**About this exercise**
Read through the material below and copy each line in which the word "libreoffice" occurs.

**Listed records**
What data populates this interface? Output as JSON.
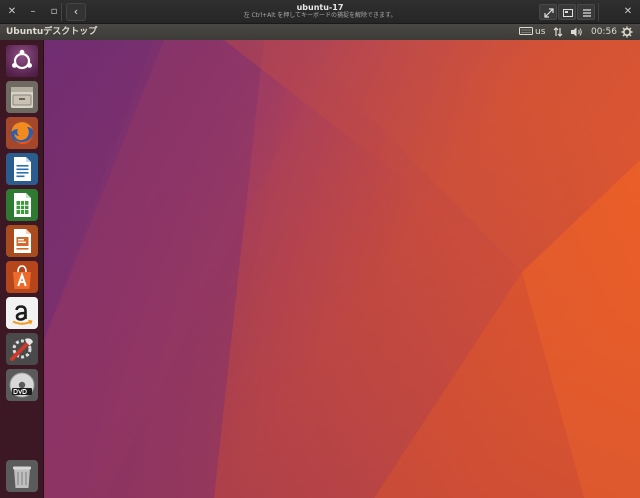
{
  "viewer": {
    "title": "ubuntu-17",
    "subtitle": "左 Ctrl+Alt を押してキーボードの捕捉を解除できます。",
    "back_icon": "chevron-left-icon",
    "tools": [
      "fullscreen-icon",
      "display-icon",
      "menu-icon"
    ]
  },
  "panel": {
    "desktop_title": "Ubuntuデスクトップ",
    "keyboard_layout": "us",
    "clock": "00:56",
    "indicators": [
      "keyboard-icon",
      "network-icon",
      "volume-icon",
      "gear-icon"
    ]
  },
  "launcher": {
    "items": [
      {
        "name": "dash-home",
        "icon": "ubuntu-logo-icon"
      },
      {
        "name": "files",
        "icon": "file-cabinet-icon"
      },
      {
        "name": "firefox",
        "icon": "firefox-icon"
      },
      {
        "name": "libreoffice-writer",
        "icon": "writer-document-icon"
      },
      {
        "name": "libreoffice-calc",
        "icon": "calc-spreadsheet-icon"
      },
      {
        "name": "libreoffice-impress",
        "icon": "impress-presentation-icon"
      },
      {
        "name": "ubuntu-software",
        "icon": "software-bag-icon"
      },
      {
        "name": "amazon",
        "icon": "amazon-icon"
      },
      {
        "name": "system-settings",
        "icon": "settings-wrench-icon"
      },
      {
        "name": "dvd",
        "icon": "dvd-icon"
      }
    ],
    "trash": {
      "name": "trash",
      "icon": "trash-icon"
    }
  },
  "colors": {
    "accent": "#e95420",
    "launcher": "#3e1624",
    "panel": "#3c3b37",
    "wallpaper_start": "#7b2f6e",
    "wallpaper_end": "#ea5a24"
  }
}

**Response**
        "name": "libreoffice-writer",
        "name": "libreoffice-calc",
        "name": "libreoffice-impress",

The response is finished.